I assume that the recompile itself is not causing measurable delay? If you take out the recompile and SQL Server retrieves an old plan from the store it could either lead to:

  • changes elsewhere not being taken into account, perhaps leading to a plan not picking up an index that has been added,
  • choices SQL Server would normally make, given the load generated by other processes running at that time, being skipped. If you are applying ExecutionTime as the Execution Management paradigm you may not always have exactly the same order of tasks running, and therefore potentially different query plans for the same syntax across separate executions. Scaling up/down can also affect query plans depending on the amount of headroom available

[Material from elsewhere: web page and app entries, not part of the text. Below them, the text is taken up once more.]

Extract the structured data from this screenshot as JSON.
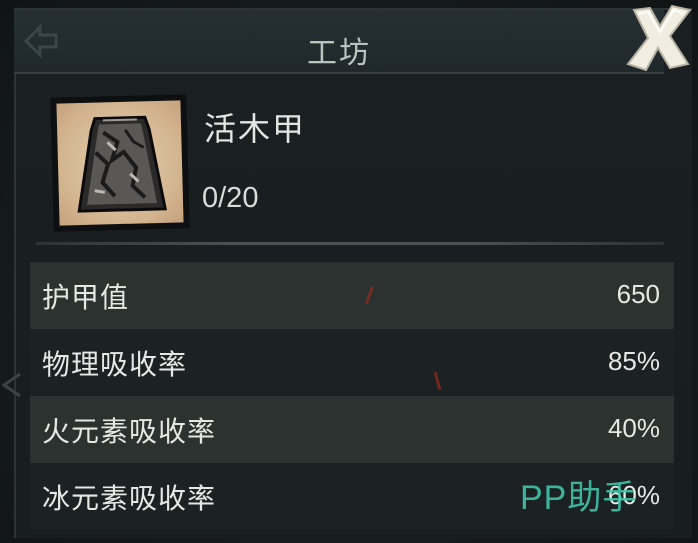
{
  "window": {
    "title": "工坊"
  },
  "item": {
    "name": "活木甲",
    "count": "0/20",
    "icon": "wooden-armor-icon"
  },
  "stats": [
    {
      "label": "护甲值",
      "value": "650"
    },
    {
      "label": "物理吸收率",
      "value": "85%"
    },
    {
      "label": "火元素吸收率",
      "value": "40%"
    },
    {
      "label": "冰元素吸收率",
      "value": "60%"
    }
  ],
  "watermark": "PP助手",
  "colors": {
    "panel": "#1a2022",
    "row_light": "#2b3230",
    "row_dark": "#1c2223",
    "text": "#e6e8e4",
    "item_bg": "#d2b48f",
    "watermark": "#3fc4a8"
  }
}
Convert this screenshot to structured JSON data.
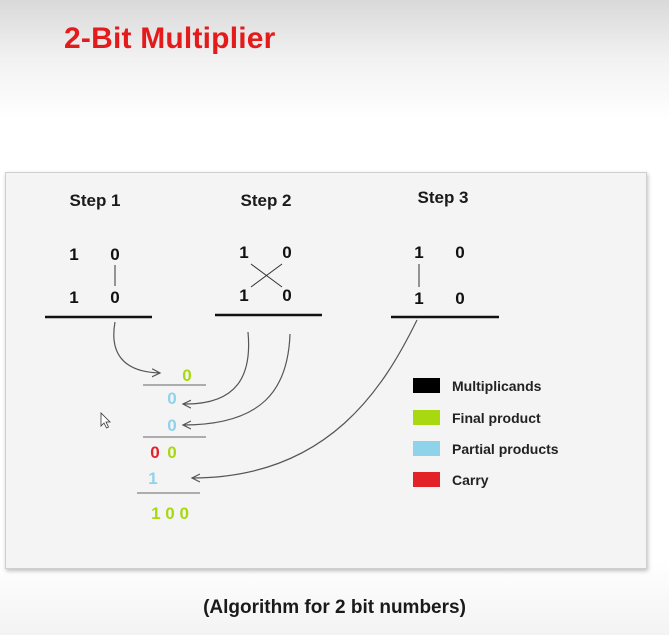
{
  "title": "2-Bit Multiplier",
  "caption": "(Algorithm for 2 bit numbers)",
  "steps": [
    {
      "label": "Step 1",
      "top": [
        "1",
        "0"
      ],
      "bottom": [
        "1",
        "0"
      ]
    },
    {
      "label": "Step 2",
      "top": [
        "1",
        "0"
      ],
      "bottom": [
        "1",
        "0"
      ]
    },
    {
      "label": "Step 3",
      "top": [
        "1",
        "0"
      ],
      "bottom": [
        "1",
        "0"
      ]
    }
  ],
  "computation": {
    "row1": "0",
    "row2": "0",
    "row3": "0",
    "row4_carry": "0",
    "row4_final": "0",
    "row5": "1",
    "result": "1 0 0"
  },
  "legend": [
    {
      "label": "Multiplicands",
      "color": "#000000"
    },
    {
      "label": "Final product",
      "color": "#a8d80f"
    },
    {
      "label": "Partial products",
      "color": "#8fd3ea"
    },
    {
      "label": "Carry",
      "color": "#e32228"
    }
  ],
  "colors": {
    "title": "#e31b1b",
    "final": "#a8d80f",
    "partial": "#8fd3ea",
    "carry": "#e32228"
  }
}
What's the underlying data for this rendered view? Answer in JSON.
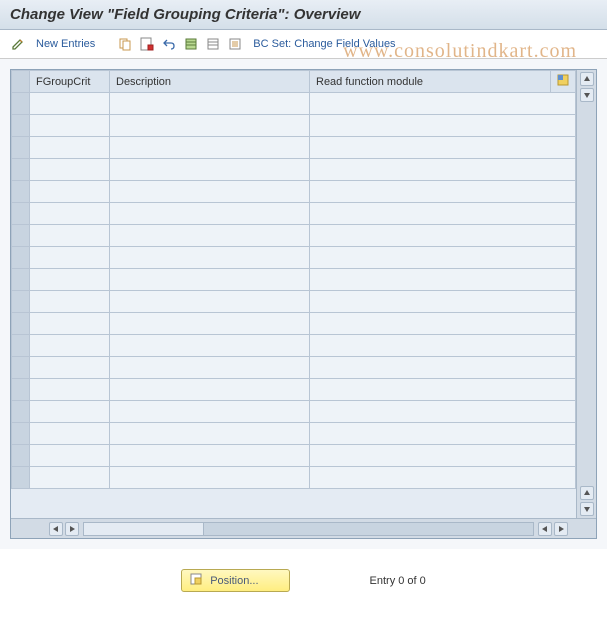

If SQL Server chooses unfortunate plans sometimes, this can usually be alleviated by using options like indexes / compression / different ETL. In a pinch you can force a specific query plan from the store, but that means taking (broad) responsibility for thinking about other changes’ effects on that plan.